MATERIAL SUPPLIED:
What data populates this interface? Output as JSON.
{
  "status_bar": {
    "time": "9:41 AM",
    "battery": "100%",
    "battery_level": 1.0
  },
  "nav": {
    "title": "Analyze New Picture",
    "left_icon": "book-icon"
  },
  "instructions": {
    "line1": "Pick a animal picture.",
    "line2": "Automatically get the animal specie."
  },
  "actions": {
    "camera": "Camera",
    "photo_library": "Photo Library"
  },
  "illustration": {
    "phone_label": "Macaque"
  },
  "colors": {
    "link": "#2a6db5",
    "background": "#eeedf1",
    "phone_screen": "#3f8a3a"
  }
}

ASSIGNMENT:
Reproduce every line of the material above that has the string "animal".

TASK OUTPUT:
    "line1": "Pick a animal picture.",
    "line2": "Automatically get the animal specie."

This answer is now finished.